- [Task details]:
Identify each line below containing the string "develop" and copy it.

- [Dataset records]:
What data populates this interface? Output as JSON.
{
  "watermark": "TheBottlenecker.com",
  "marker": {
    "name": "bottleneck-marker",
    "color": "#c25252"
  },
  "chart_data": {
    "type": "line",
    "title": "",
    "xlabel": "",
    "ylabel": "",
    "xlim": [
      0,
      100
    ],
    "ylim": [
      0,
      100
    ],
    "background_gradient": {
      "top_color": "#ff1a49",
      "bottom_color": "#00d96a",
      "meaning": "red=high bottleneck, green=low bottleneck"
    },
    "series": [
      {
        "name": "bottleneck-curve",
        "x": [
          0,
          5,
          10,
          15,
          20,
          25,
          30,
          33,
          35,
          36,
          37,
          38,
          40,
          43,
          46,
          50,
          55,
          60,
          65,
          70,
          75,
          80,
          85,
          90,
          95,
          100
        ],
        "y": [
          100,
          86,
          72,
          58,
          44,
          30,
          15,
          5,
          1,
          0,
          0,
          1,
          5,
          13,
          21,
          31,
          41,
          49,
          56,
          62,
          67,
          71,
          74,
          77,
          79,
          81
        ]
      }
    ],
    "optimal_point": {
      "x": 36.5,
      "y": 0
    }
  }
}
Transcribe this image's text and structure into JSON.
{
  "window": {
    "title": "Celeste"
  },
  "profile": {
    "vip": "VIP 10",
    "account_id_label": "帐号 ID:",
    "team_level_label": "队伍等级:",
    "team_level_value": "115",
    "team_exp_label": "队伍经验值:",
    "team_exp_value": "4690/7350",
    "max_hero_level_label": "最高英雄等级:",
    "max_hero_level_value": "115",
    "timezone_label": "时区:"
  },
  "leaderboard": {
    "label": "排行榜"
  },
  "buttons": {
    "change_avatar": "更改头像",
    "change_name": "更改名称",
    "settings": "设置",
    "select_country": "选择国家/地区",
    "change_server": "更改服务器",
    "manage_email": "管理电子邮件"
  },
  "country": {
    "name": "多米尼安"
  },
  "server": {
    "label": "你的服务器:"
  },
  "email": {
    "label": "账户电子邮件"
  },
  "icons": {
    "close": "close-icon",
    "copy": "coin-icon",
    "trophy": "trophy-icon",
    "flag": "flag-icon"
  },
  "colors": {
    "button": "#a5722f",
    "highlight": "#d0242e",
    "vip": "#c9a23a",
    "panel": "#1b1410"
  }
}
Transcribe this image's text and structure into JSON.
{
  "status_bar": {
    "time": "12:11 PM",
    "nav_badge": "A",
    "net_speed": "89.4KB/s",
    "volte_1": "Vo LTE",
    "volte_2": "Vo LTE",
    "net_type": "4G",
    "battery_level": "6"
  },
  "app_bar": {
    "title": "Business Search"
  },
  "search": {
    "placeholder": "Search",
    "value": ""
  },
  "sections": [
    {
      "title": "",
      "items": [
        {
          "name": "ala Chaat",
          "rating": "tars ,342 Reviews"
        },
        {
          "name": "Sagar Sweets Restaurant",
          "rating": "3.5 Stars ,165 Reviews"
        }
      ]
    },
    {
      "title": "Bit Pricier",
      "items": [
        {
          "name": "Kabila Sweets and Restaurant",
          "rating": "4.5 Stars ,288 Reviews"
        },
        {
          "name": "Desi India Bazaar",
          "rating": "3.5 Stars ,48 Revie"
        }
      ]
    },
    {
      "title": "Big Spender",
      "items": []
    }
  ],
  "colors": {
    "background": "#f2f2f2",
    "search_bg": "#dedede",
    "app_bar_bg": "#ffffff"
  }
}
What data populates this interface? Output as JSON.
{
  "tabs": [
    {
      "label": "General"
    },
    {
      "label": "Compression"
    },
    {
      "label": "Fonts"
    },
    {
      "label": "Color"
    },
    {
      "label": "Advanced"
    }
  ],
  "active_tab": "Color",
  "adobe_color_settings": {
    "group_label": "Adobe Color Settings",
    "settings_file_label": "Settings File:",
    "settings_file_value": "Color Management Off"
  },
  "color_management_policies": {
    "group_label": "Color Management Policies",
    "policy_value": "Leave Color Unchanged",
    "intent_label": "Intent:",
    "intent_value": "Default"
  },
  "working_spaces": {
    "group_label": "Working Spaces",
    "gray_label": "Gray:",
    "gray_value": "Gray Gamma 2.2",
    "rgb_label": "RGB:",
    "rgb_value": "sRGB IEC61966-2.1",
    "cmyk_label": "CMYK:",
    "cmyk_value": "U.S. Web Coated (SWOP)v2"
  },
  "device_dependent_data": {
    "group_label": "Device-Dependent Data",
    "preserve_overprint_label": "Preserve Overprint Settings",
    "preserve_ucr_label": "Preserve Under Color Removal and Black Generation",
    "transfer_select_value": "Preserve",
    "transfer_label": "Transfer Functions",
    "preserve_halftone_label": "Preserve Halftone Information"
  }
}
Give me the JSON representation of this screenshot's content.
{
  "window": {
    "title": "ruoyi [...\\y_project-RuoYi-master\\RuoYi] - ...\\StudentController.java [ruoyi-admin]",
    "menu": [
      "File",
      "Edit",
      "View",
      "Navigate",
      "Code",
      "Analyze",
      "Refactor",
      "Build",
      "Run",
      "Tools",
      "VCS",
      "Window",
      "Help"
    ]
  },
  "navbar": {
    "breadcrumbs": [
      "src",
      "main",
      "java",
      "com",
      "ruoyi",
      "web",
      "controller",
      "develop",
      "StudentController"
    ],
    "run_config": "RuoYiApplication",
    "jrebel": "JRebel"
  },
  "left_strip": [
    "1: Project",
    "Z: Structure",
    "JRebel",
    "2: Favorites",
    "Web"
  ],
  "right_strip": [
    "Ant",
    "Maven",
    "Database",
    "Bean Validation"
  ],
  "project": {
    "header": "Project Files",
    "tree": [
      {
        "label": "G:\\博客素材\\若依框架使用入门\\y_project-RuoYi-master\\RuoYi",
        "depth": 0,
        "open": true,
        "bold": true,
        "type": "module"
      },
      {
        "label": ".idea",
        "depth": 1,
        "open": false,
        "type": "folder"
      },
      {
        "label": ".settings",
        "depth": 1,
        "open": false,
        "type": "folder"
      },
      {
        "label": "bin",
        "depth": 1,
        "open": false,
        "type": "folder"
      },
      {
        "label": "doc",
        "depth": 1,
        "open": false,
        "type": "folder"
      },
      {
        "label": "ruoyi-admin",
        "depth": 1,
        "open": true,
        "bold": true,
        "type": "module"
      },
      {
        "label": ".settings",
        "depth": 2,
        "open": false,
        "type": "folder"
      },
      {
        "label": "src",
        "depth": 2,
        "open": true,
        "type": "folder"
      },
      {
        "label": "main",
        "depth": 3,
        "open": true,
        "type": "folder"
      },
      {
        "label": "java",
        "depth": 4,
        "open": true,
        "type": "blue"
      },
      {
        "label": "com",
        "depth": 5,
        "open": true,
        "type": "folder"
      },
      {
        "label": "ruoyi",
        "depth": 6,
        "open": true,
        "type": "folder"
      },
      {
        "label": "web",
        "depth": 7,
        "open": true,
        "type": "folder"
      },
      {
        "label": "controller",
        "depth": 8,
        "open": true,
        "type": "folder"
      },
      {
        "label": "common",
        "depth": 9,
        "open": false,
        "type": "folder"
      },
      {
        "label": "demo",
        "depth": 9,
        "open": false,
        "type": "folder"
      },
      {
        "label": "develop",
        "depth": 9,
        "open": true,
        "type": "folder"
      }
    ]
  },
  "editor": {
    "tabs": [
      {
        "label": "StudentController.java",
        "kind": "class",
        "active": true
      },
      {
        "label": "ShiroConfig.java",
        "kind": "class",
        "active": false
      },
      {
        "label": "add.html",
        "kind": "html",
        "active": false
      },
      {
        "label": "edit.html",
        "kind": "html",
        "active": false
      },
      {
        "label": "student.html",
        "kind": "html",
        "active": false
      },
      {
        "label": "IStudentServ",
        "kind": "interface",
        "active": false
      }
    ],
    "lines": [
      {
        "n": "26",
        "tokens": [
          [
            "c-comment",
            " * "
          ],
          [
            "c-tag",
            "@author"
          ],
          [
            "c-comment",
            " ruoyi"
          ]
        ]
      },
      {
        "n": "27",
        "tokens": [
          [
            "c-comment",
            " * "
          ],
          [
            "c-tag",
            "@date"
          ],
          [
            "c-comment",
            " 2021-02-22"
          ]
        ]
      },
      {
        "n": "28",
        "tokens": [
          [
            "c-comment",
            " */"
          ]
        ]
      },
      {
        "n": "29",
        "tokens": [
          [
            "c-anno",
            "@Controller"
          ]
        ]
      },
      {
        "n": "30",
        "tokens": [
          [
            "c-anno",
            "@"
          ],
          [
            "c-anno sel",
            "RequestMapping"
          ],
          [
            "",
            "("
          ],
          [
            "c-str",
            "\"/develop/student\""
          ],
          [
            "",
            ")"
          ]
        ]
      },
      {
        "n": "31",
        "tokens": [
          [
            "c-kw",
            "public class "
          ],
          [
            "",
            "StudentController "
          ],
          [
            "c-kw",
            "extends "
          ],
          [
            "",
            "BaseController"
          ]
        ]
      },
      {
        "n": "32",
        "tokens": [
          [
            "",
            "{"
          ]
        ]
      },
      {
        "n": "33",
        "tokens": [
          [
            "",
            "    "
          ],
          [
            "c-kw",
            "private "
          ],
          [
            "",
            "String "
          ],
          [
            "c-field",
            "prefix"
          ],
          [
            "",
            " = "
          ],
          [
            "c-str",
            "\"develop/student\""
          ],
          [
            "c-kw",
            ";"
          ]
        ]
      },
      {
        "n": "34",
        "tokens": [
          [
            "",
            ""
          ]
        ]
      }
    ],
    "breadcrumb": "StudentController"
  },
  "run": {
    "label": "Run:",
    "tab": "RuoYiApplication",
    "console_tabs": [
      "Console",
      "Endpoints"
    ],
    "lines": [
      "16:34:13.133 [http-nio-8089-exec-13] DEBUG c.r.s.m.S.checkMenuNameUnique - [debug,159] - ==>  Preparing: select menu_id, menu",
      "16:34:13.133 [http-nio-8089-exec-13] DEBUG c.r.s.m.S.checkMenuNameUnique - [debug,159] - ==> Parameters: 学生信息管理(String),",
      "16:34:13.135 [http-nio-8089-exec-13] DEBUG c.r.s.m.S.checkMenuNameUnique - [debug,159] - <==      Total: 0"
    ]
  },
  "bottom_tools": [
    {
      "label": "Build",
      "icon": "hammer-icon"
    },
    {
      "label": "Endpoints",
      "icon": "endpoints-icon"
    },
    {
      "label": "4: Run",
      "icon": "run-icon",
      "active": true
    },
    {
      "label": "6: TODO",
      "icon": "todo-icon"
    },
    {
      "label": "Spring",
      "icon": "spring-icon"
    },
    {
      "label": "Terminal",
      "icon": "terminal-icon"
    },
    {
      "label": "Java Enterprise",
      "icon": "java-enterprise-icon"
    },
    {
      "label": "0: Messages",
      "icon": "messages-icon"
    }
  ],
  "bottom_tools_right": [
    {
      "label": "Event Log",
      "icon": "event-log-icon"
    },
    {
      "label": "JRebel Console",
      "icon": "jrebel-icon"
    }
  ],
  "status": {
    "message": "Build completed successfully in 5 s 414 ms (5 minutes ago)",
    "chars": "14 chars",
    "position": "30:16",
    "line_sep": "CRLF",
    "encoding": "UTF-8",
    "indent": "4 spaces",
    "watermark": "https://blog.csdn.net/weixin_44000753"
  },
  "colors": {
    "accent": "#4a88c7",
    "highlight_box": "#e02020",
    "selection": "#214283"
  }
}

- [Exercise response]:
      "develop",
        "label": "develop",
            "\"/develop/student\""
            "\"develop/student\""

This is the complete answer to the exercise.